The answer to this question can be found in Apple’s 2011 decision to commence a highly complex patent infringement litigation against Samsung. The magnitude of the attorneys’ fees went on to be matched by Samsung, which would decide not only to defend against Apple’s patent claims but also to assert its own claims of patent infringement against Apple.
This war of the titans lasted seven years and became a lawyer’s dream. Quite apart from the hundreds of millions in attorneys’ fees that were incurred by each side, there were out of pocket costs and disbursements, court fees, non-testifying expert fees, testifying expert witness fees, court reporter fees, research costs, printing fees, costs associated with the travel of attorneys and witnesses, and other costs too numerous to name here.
Of course, this case is not the only high-stakes litigation to fill the pockets of attorneys with extraordinary attorneys’ fees. Remember the long-running patent battle between Kodak and Polaroid, where in 1990 Polaroid won more than $900 million from Kodak as well as an ultimate permanent injunction against Kodak’s foray into instant photography. There were months during this litigation when at least one of the companies was billed more than $10 million by counsel.
Well, for the patent litigators who have been riding this phenomenally lucrative wave, all good things came to an end on June 27, 2018. On that date Apple and Samsung filed with the US District Court for the Northern District of California, San Jose Division a joint notice that they had settled their dispute.
This patent litigation saw several fits and starts, with apparent interim victories going to each side. A jury awarded over half a billion dollars to Apple after finding utility and design patents valid and infringed. The case even went up to the US Supreme Court, which in 2016 ruled that damages for design patent infringement can be based only on those portions of a device that infringed the design patent, not the entire device. This gave a shot in the arm to Samsung.

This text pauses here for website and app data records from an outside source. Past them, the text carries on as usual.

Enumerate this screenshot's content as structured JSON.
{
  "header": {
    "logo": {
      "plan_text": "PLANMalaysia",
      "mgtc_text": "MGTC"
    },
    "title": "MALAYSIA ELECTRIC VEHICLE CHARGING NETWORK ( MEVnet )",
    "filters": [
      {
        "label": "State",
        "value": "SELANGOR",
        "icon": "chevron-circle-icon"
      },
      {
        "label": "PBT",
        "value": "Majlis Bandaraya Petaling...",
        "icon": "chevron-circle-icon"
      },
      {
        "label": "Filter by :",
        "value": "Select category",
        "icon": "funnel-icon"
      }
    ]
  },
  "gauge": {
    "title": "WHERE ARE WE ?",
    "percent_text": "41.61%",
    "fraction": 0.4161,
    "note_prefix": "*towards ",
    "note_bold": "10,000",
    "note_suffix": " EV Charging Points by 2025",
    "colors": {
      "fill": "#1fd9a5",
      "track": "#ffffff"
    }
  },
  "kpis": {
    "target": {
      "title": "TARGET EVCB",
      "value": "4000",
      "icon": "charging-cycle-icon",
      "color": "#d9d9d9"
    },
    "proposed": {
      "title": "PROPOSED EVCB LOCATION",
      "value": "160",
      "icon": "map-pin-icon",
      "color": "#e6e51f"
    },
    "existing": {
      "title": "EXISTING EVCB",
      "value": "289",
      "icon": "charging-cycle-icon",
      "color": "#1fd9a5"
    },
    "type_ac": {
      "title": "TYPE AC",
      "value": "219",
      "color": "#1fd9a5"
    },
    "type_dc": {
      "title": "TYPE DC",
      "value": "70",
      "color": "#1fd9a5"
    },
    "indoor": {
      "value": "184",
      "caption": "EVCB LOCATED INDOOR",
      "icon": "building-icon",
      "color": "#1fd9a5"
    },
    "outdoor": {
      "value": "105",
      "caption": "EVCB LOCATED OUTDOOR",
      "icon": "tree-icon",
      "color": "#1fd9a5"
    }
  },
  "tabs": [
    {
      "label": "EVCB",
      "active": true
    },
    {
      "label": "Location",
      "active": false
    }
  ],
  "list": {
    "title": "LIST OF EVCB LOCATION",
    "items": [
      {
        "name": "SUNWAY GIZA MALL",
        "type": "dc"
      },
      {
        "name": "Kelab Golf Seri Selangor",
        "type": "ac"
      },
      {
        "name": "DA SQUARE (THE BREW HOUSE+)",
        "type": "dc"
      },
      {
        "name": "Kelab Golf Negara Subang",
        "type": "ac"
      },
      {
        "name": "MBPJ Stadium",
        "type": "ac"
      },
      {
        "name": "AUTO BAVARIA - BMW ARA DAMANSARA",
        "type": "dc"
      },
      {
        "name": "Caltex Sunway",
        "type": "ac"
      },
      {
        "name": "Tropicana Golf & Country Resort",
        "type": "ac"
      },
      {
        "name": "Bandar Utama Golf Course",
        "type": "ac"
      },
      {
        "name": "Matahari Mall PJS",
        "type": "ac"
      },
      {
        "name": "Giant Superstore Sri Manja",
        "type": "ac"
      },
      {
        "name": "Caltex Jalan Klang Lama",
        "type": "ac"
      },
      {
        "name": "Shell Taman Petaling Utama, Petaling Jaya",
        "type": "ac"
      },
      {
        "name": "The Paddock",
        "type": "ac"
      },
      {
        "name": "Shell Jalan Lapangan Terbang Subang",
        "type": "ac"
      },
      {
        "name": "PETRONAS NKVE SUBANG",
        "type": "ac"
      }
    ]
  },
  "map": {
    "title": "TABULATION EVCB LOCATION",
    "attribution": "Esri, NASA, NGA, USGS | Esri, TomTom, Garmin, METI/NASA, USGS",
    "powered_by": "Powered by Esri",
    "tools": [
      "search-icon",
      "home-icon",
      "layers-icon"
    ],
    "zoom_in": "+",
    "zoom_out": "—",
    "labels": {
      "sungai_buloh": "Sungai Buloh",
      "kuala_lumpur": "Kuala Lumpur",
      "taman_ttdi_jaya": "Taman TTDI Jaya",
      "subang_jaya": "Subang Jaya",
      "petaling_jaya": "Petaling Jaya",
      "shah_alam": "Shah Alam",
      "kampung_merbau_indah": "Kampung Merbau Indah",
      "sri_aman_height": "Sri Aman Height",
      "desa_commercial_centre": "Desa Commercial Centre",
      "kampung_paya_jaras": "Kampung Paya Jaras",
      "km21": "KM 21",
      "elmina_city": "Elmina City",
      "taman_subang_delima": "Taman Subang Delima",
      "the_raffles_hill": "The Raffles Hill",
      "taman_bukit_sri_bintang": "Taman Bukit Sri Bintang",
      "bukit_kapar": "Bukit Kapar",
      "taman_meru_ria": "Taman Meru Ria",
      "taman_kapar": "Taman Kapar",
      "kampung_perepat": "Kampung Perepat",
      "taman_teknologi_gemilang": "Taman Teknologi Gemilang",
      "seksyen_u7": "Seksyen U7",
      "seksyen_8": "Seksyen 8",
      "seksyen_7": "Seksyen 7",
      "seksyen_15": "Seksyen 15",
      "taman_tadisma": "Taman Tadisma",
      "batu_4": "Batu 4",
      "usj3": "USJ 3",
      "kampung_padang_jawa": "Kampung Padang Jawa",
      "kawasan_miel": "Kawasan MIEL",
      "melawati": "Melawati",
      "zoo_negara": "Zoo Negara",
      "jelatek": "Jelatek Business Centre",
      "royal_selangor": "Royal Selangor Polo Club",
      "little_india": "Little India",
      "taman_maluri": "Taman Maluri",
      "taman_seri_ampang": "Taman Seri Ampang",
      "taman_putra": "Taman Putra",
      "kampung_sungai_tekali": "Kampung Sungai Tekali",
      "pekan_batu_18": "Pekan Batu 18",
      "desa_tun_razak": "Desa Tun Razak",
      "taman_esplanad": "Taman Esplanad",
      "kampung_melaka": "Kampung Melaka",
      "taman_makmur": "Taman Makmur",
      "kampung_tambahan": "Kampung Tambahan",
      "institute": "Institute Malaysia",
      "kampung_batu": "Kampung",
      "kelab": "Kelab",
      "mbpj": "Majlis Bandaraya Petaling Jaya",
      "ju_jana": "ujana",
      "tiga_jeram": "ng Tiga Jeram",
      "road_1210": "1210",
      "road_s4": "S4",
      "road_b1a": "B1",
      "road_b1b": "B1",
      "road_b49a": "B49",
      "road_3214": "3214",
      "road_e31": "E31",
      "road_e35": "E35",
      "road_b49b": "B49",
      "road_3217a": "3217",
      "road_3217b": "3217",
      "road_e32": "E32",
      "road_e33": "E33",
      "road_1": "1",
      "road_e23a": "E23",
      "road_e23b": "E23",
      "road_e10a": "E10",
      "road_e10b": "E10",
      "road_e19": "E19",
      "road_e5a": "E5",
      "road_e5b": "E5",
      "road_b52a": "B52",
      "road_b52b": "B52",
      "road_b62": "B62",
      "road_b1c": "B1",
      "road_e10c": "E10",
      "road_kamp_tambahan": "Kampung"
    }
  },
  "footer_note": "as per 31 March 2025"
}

Coming to their senses
So, who won? It can be argued that neither side won. The dispute began when late Apple co-founder Steve Jobs threatened to sue any company that used the Android operating system in a competing smartphone. He went on to accuse Samsung of “slavishly” copying Apple’s first iPhone design that had been released by the company in 2007. Jobs demanded $1 billion in damages. However, Samsung hasn’t sold the smartphones named in the lawsuit for the past five years, thereby limiting the damages sought by Apple. Any effort to obtain an injunction against those models became moot. And Samsung regularly outsells Apple measured by sales volume.
"This litigation could have been avoided entirely, or settled very early on, were it not for the personality of Jobs and its lingering effects."
In the opinion of this author, this litigation could have been avoided entirely, or settled very early on, were it not for the personality of Jobs and its lingering effects. His fantasy of a scorched earth emotional and financial win has hung as a cloud over the parties and the case itself. Even after his death, his aura served to influence Apple’s management until more recently.
The parties have finally come to their senses and have done what could have been done years ago. Congratulations, Apple and Samsung, for returning to competing with ever-better products in the marketplace. Better late than never.
Paul J Sutton is founding partner of IP boutique law firm Sutton Magidoff. He can be contacted at: firstname.lastname@example.org
Apple, Samsung, Paul J Sutton, jurisdiction report, patent litigation, design patent, mobile devices, damages